* Data extracts *
*** Begin section ***

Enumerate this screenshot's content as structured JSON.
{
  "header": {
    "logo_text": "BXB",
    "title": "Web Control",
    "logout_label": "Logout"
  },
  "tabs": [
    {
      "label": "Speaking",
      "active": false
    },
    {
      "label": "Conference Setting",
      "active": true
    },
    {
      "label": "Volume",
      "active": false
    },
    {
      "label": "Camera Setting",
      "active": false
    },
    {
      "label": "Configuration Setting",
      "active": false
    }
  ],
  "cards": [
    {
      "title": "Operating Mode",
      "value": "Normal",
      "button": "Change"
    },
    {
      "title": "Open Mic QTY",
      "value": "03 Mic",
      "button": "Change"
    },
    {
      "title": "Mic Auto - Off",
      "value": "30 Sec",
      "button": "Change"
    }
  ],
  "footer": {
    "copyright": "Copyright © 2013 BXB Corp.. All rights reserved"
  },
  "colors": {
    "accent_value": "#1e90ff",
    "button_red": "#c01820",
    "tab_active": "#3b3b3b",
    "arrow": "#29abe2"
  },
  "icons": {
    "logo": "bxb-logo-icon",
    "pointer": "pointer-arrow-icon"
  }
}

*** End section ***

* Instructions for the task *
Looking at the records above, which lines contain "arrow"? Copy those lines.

* Output for this task *
    "arrow": "#29abe2"
    "pointer": "pointer-arrow-icon"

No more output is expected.